Data extracts: Begin

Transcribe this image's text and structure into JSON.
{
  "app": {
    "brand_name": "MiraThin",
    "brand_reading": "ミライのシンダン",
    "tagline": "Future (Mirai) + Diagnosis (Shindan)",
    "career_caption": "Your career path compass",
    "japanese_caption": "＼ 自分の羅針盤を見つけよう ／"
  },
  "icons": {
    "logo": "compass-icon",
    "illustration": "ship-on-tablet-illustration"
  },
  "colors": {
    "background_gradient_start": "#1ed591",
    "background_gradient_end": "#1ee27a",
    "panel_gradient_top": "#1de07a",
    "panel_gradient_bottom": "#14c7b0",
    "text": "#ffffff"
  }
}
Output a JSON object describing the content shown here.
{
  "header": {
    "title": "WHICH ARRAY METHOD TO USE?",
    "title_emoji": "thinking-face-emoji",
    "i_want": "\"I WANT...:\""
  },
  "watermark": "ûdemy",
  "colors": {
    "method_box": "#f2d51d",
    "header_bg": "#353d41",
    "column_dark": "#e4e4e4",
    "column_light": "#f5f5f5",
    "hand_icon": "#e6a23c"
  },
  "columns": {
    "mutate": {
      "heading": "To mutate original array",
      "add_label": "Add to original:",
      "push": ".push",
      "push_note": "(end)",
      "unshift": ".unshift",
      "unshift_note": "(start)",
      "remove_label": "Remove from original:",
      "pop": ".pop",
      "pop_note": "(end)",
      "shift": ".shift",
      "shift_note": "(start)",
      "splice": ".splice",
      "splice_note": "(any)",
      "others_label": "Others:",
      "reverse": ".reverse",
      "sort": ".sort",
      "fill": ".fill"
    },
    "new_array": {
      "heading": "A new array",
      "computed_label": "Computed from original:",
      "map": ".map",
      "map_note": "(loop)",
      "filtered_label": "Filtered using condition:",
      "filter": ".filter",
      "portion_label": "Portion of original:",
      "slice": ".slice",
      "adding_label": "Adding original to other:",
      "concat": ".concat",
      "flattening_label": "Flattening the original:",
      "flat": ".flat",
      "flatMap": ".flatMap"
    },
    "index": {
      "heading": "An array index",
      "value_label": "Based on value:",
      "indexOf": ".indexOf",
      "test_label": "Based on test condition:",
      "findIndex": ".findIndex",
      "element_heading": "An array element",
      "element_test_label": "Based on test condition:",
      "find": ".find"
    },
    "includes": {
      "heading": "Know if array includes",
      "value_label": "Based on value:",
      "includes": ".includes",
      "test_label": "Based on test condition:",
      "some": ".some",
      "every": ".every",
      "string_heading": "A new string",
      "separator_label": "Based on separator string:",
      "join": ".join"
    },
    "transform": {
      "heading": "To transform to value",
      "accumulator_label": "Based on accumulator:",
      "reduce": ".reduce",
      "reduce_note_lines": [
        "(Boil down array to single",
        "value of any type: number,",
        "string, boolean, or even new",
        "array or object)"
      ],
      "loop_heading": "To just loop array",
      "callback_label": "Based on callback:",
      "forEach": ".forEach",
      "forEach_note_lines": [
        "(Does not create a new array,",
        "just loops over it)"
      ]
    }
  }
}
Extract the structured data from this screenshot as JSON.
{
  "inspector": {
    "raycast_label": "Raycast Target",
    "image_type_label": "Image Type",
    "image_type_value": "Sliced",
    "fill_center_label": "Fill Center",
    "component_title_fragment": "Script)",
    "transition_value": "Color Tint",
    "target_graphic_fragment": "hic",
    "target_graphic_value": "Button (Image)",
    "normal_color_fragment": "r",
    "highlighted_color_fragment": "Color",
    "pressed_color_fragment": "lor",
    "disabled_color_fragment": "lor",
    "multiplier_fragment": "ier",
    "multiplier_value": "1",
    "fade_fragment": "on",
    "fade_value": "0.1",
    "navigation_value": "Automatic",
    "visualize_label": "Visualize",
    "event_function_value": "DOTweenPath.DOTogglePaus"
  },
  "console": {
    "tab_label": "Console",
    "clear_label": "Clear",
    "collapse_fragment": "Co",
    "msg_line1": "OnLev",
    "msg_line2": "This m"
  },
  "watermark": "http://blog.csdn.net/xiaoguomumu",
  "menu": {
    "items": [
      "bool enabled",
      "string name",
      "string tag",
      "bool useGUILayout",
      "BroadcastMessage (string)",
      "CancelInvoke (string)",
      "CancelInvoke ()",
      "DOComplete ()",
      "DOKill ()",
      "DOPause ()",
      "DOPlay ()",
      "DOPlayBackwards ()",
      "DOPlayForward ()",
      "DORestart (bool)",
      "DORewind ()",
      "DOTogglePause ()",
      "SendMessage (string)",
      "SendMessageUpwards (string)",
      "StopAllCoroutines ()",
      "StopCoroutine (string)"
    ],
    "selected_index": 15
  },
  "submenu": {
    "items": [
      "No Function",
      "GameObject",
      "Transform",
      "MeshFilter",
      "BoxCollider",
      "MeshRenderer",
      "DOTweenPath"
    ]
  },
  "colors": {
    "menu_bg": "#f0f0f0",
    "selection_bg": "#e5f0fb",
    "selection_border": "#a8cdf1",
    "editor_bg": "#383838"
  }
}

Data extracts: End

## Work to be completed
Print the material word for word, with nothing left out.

## Exercise answer
Transcribe this image's text and structure into JSON.
{
  "app": {
    "brand_name": "MiraThin",
    "brand_reading": "ミライのシンダン",
    "tagline": "Future (Mirai) + Diagnosis (Shindan)",
    "career_caption": "Your career path compass",
    "japanese_caption": "＼ 自分の羅針盤を見つけよう ／"
  },
  "icons": {
    "logo": "compass-icon",
    "illustration": "ship-on-tablet-illustration"
  },
  "colors": {
    "background_gradient_start": "#1ed591",
    "background_gradient_end": "#1ee27a",
    "panel_gradient_top": "#1de07a",
    "panel_gradient_bottom": "#14c7b0",
    "text": "#ffffff"
  }
}
Output a JSON object describing the content shown here.
{
  "header": {
    "title": "WHICH ARRAY METHOD TO USE?",
    "title_emoji": "thinking-face-emoji",
    "i_want": "\"I WANT...:\""
  },
  "watermark": "ûdemy",
  "colors": {
    "method_box": "#f2d51d",
    "header_bg": "#353d41",
    "column_dark": "#e4e4e4",
    "column_light": "#f5f5f5",
    "hand_icon": "#e6a23c"
  },
  "columns": {
    "mutate": {
      "heading": "To mutate original array",
      "add_label": "Add to original:",
      "push": ".push",
      "push_note": "(end)",
      "unshift": ".unshift",
      "unshift_note": "(start)",
      "remove_label": "Remove from original:",
      "pop": ".pop",
      "pop_note": "(end)",
      "shift": ".shift",
      "shift_note": "(start)",
      "splice": ".splice",
      "splice_note": "(any)",
      "others_label": "Others:",
      "reverse": ".reverse",
      "sort": ".sort",
      "fill": ".fill"
    },
    "new_array": {
      "heading": "A new array",
      "computed_label": "Computed from original:",
      "map": ".map",
      "map_note": "(loop)",
      "filtered_label": "Filtered using condition:",
      "filter": ".filter",
      "portion_label": "Portion of original:",
      "slice": ".slice",
      "adding_label": "Adding original to other:",
      "concat": ".concat",
      "flattening_label": "Flattening the original:",
      "flat": ".flat",
      "flatMap": ".flatMap"
    },
    "index": {
      "heading": "An array index",
      "value_label": "Based on value:",
      "indexOf": ".indexOf",
      "test_label": "Based on test condition:",
      "findIndex": ".findIndex",
      "element_heading": "An array element",
      "element_test_label": "Based on test condition:",
      "find": ".find"
    },
    "includes": {
      "heading": "Know if array includes",
      "value_label": "Based on value:",
      "includes": ".includes",
      "test_label": "Based on test condition:",
      "some": ".some",
      "every": ".every",
      "string_heading": "A new string",
      "separator_label": "Based on separator string:",
      "join": ".join"
    },
    "transform": {
      "heading": "To transform to value",
      "accumulator_label": "Based on accumulator:",
      "reduce": ".reduce",
      "reduce_note_lines": [
        "(Boil down array to single",
        "value of any type: number,",
        "string, boolean, or even new",
        "array or object)"
      ],
      "loop_heading": "To just loop array",
      "callback_label": "Based on callback:",
      "forEach": ".forEach",
      "forEach_note_lines": [
        "(Does not create a new array,",
        "just loops over it)"
      ]
    }
  }
}
Extract the structured data from this screenshot as JSON.
{
  "inspector": {
    "raycast_label": "Raycast Target",
    "image_type_label": "Image Type",
    "image_type_value": "Sliced",
    "fill_center_label": "Fill Center",
    "component_title_fragment": "Script)",
    "transition_value": "Color Tint",
    "target_graphic_fragment": "hic",
    "target_graphic_value": "Button (Image)",
    "normal_color_fragment": "r",
    "highlighted_color_fragment": "Color",
    "pressed_color_fragment": "lor",
    "disabled_color_fragment": "lor",
    "multiplier_fragment": "ier",
    "multiplier_value": "1",
    "fade_fragment": "on",
    "fade_value": "0.1",
    "navigation_value": "Automatic",
    "visualize_label": "Visualize",
    "event_function_value": "DOTweenPath.DOTogglePaus"
  },
  "console": {
    "tab_label": "Console",
    "clear_label": "Clear",
    "collapse_fragment": "Co",
    "msg_line1": "OnLev",
    "msg_line2": "This m"
  },
  "watermark": "http://blog.csdn.net/xiaoguomumu",
  "menu": {
    "items": [
      "bool enabled",
      "string name",
      "string tag",
      "bool useGUILayout",
      "BroadcastMessage (string)",
      "CancelInvoke (string)",
      "CancelInvoke ()",
      "DOComplete ()",
      "DOKill ()",
      "DOPause ()",
      "DOPlay ()",
      "DOPlayBackwards ()",
      "DOPlayForward ()",
      "DORestart (bool)",
      "DORewind ()",
      "DOTogglePause ()",
      "SendMessage (string)",
      "SendMessageUpwards (string)",
      "StopAllCoroutines ()",
      "StopCoroutine (string)"
    ],
    "selected_index": 15
  },
  "submenu": {
    "items": [
      "No Function",
      "GameObject",
      "Transform",
      "MeshFilter",
      "BoxCollider",
      "MeshRenderer",
      "DOTweenPath"
    ]
  },
  "colors": {
    "menu_bg": "#f0f0f0",
    "selection_bg": "#e5f0fb",
    "selection_border": "#a8cdf1",
    "editor_bg": "#383838"
  }
}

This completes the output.